A personalised approach to prostate cancer screening would not only save the National Health Service millions of pounds but could also result in fewer deaths from the disease, research funded by Cancer Research UK has found.
A theoretical model looking at two different methods of screening concluded that one based on a man's age and genetic predisposition to the disease would save lives and cost tens of millions of pounds less that a blanket screen of all men aged 55-74 with the PSA test every four years.
According to the model, which was presented at the NCRI Cancer Conference in Liverpool this week, 50% fewer men would need to be screened and 18% less men would be diagnosed with the disease.
The researchers also suggest that the personalised method could help address the issue of over-diagnosis and unnecessary treatment, which in itself can lead to impotence and incontinence and represents a significant waste of precious resources.
Currently, there is no national screening programme for prostate cancer, of which there are around 40,000 new cases every year, because of the absence of a reliable indicator for the disease.
PSA not definitive
The problem with the only available test, which examines the blood for a protein called protein specific antigen, is that is cannot accurately determine whether prostate cancer is present or whether it is aggressive in nature.

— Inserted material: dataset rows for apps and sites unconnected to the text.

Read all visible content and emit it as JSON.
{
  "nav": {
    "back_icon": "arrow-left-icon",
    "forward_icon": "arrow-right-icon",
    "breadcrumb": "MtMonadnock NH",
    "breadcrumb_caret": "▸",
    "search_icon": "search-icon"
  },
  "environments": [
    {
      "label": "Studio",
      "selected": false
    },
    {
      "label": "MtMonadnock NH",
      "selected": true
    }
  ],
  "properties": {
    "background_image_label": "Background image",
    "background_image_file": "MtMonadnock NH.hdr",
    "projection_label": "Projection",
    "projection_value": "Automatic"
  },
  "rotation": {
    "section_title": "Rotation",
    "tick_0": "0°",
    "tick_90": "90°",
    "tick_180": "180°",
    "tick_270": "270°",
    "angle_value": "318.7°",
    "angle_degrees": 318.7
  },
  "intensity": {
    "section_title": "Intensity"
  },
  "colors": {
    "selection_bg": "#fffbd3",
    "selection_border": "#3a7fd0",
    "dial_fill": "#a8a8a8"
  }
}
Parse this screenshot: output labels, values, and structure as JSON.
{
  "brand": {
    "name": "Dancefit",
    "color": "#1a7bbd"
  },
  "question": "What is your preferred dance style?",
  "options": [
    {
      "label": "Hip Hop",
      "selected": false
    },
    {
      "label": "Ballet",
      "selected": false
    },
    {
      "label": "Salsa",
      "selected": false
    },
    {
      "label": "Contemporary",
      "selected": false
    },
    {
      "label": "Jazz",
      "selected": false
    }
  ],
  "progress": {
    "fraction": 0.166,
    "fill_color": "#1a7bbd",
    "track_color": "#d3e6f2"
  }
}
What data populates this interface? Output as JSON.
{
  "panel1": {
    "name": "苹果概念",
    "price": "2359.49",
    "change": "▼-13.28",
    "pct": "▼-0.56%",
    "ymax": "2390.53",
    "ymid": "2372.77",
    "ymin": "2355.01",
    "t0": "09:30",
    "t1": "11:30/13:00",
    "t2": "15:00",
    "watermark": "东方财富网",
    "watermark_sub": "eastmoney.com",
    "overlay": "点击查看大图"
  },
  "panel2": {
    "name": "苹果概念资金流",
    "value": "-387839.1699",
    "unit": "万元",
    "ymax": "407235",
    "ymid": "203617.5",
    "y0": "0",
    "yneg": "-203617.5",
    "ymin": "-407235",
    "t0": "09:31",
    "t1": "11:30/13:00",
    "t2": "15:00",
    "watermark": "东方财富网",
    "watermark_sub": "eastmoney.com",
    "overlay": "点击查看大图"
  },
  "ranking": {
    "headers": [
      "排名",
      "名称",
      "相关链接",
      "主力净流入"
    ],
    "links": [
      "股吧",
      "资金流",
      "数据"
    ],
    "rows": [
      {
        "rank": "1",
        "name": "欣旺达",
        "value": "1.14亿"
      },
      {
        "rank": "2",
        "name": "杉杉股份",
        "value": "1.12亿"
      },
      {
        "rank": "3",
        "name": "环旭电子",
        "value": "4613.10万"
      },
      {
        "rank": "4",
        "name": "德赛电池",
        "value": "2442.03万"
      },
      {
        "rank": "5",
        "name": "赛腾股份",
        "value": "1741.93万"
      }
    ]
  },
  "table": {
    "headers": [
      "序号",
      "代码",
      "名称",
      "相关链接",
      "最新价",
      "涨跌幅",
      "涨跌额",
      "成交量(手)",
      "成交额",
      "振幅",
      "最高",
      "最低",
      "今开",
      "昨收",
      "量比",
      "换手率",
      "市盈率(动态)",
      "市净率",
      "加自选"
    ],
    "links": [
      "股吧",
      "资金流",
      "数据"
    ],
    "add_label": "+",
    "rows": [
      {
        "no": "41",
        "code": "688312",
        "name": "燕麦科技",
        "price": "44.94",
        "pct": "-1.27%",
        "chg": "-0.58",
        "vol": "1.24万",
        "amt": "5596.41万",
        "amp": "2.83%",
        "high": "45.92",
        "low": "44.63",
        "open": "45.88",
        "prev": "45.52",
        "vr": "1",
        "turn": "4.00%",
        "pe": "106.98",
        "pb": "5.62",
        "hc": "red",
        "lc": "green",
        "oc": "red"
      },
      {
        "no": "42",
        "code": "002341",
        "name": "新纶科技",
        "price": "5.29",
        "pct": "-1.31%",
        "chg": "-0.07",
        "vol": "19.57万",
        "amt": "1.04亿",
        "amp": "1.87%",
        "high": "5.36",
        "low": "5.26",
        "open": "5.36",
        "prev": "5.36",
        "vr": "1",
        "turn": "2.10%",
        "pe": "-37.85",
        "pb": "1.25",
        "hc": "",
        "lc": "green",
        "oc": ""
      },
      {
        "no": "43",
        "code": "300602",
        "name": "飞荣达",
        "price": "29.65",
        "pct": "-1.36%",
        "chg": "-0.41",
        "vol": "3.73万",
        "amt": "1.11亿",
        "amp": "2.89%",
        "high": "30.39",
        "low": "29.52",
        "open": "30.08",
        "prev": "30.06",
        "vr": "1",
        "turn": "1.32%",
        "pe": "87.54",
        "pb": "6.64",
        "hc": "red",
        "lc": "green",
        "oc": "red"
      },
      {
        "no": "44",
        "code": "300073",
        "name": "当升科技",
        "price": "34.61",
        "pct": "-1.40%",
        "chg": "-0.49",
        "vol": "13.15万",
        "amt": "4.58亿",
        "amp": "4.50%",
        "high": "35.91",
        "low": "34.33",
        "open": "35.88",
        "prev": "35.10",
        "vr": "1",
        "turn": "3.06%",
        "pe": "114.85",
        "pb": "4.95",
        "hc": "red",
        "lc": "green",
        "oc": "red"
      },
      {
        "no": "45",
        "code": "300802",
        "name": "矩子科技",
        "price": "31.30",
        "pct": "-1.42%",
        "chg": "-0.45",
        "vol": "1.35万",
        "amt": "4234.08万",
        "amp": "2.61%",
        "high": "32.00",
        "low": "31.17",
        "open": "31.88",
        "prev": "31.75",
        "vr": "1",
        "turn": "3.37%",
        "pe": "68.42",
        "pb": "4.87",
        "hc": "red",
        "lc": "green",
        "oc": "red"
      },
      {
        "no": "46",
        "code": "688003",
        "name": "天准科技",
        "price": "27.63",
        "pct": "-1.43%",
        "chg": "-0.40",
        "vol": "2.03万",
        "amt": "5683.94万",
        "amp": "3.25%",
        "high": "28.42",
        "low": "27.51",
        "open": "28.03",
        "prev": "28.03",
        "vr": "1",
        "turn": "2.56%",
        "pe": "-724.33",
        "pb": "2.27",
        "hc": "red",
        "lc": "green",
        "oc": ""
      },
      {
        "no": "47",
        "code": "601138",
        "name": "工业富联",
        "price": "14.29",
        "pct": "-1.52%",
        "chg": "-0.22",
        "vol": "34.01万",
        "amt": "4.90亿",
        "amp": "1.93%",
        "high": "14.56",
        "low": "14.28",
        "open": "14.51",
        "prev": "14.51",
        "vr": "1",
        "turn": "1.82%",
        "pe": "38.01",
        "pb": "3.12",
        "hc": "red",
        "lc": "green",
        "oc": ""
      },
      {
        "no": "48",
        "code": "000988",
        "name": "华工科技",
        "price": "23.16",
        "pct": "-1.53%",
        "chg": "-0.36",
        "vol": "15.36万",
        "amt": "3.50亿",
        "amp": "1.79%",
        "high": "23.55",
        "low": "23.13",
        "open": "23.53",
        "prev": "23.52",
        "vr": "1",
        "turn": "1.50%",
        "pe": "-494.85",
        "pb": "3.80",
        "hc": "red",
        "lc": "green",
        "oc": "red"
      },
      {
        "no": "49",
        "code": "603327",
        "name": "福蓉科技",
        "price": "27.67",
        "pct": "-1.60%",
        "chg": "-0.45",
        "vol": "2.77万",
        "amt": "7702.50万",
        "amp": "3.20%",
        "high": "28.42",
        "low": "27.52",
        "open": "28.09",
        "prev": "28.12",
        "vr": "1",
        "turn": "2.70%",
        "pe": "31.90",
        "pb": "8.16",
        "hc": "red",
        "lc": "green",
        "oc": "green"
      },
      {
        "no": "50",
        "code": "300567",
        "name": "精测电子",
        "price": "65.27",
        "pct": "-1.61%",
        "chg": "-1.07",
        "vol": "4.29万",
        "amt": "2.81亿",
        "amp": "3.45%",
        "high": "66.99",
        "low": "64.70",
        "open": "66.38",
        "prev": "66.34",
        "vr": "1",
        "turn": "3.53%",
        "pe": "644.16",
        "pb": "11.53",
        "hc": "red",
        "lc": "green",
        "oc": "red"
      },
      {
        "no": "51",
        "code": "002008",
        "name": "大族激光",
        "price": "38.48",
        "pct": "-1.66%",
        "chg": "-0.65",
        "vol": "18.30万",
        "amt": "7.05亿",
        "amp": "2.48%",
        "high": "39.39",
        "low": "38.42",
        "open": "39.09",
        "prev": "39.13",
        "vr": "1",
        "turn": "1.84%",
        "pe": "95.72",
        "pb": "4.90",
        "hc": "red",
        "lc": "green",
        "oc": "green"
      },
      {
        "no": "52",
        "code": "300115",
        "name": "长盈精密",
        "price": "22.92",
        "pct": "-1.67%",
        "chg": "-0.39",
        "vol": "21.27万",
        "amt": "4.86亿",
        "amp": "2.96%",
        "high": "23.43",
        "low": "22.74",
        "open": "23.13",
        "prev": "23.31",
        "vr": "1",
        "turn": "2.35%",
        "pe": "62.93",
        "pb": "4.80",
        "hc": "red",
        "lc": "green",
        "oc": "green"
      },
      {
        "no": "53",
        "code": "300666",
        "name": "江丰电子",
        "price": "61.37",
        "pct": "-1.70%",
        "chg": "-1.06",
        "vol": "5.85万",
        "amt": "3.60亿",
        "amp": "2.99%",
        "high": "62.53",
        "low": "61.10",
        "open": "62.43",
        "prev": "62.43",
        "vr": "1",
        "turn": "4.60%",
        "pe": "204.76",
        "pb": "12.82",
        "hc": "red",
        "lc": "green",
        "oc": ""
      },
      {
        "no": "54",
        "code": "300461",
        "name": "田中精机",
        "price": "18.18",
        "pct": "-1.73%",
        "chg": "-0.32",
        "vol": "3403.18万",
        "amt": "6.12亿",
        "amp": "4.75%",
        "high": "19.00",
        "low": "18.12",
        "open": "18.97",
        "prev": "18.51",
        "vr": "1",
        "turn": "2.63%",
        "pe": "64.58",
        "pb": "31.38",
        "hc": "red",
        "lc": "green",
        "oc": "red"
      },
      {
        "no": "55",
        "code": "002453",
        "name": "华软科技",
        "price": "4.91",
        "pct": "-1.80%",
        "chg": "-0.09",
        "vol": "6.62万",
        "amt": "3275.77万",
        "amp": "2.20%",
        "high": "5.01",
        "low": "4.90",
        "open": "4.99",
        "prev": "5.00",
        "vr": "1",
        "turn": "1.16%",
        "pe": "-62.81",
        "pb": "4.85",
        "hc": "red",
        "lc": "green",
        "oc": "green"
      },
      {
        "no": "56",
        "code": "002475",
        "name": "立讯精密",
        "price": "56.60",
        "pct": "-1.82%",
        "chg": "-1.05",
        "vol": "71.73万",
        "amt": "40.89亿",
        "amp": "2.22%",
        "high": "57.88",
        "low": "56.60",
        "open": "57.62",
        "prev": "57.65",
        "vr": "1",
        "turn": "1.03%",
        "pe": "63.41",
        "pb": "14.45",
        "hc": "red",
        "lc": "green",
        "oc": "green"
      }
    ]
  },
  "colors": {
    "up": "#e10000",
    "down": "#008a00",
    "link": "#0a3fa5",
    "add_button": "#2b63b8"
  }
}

The PSA test helps doctors to diagnose prostate cancer as men with high levels are more likely to have cancer. However, men can have raised level without having cancer and, conversely, prostate cancer may be present without higher levels of PSA.
"There is great uncertainty about the usefulness of screening for prostate cancer using the PSA test, with many men finding it difficult to weigh up the pros and cons," said Professor Peter Johnson, Cancer Research UK.
"This research suggests an important way to select men for whom testing may be more worthwhile, which points us in the right direction for the future," he added, noting that the charity is already funding research into targeting screening to men who have a higher risk of developing the disease.